Indian Journal of Dermatology, Venereology and Leprology
Medknow Publications on behalf of The Indian Association of Dermatologists, Venereologists and Leprologists (IADVL)
ISSN: 0378-6323
EISSN: 0378-6323
Vol. 73, No. 5, 2007, pp. 333-335
Bioline Code: dv07122
Full paper language: English
Document type: Research Article
Document available free of charge

Indian Journal of Dermatology, Venereology and Leprology, Vol. 73, No. 5, 2007, pp. 333-335

 en Brief Report - Clinicoepidemiological profile of 590 cases of beetle dermatitis in western Orissa
Padhi, T.; Mohanty, P.; Jena, S.; Sirka, C.S. & Mishra, S.


Background: Beetle dermatitis is a very common condition in western Orissa. It is often misdiagnosed and causes significant morbidity among the rural population.
Aim: This study was conducted to determine the epidemiological and clinical profile of beetle dermatitis in western Orissa.
Methods: All clinically diagnosed cases of beetle dermatitis were included in the study. Detailed history was taken and thorough clinical examination was conducted in all the cases. One urban and three rural localities were visited regularly to detect the epidemiological trends of the disorder.
Results: A total of 590 cases were studied: 486 males and 104 females. The age of the patients ranged from 2 to 65 years. Forty-four percent of the patients belonged to the pediatric age group. Majority of the cases (85%) presented during the months of March to July, indicating a distinct seasonal trend. The disorder was prevalent in the localities nearer to paddy and sugarcane fields and grasslands with stagnant water. The clinical lesions included papules, erosions, crusted lesions, urticarial plaques and vesiculobullous lesions. Distribution was mainly linear, but kissing lesions were also observed. Head, neck and upper extremities were the most commonly involved sites. Lymphadenopathy and systemic features such as fever and malaise were observed in 24% and 15% of the cases, respectively.
Conclusion: Beetle dermatitis should be included in the differential diagnosis of the acute onset of vesiculobullous lesions in the endemic areas.

Beetle dermatitis, Kissing lesions

© Copyright 2007 Indian Journal of Dermatology, Venereology and Leprology.
Alternative site location:

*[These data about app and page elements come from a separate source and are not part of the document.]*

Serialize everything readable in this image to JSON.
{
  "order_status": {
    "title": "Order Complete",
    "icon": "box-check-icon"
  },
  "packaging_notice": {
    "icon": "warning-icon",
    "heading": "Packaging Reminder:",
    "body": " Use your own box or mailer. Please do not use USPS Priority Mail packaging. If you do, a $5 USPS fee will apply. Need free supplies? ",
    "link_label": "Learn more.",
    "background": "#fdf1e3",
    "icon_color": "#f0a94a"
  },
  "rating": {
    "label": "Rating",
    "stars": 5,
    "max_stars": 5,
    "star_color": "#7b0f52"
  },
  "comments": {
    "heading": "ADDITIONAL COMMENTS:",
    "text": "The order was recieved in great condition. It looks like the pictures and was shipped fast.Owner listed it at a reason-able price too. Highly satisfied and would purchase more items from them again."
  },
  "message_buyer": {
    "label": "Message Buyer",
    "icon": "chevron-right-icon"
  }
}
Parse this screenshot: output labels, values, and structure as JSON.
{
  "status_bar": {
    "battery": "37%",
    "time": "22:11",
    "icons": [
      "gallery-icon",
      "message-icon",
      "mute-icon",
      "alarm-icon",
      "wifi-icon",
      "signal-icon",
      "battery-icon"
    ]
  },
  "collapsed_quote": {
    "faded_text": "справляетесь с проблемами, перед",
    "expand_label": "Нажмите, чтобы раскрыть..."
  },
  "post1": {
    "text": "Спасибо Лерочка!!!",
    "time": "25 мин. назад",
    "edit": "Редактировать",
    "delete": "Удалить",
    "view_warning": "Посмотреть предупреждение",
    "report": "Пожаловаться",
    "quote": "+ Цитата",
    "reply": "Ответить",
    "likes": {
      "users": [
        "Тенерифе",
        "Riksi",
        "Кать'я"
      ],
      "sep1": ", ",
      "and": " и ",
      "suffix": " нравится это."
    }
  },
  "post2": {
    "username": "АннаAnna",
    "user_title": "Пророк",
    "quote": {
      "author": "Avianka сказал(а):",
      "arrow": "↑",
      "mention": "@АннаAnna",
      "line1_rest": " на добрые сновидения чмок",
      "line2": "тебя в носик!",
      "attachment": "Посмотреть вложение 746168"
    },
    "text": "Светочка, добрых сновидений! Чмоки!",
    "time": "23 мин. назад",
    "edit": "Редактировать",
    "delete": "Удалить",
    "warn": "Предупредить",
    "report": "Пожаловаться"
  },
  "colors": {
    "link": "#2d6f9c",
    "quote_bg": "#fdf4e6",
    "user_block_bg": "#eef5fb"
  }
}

Home Faq Resources Email Bioline
© Bioline International, 1989 - 2022, Site last up-dated on 01-Sep-2022.
Site created and maintained by the Reference Center on Environmental Information, CRIA, Brazil
System hosted by the Internet Data Center of Rede Nacional de Ensino e Pesquisa, RNP, Brazil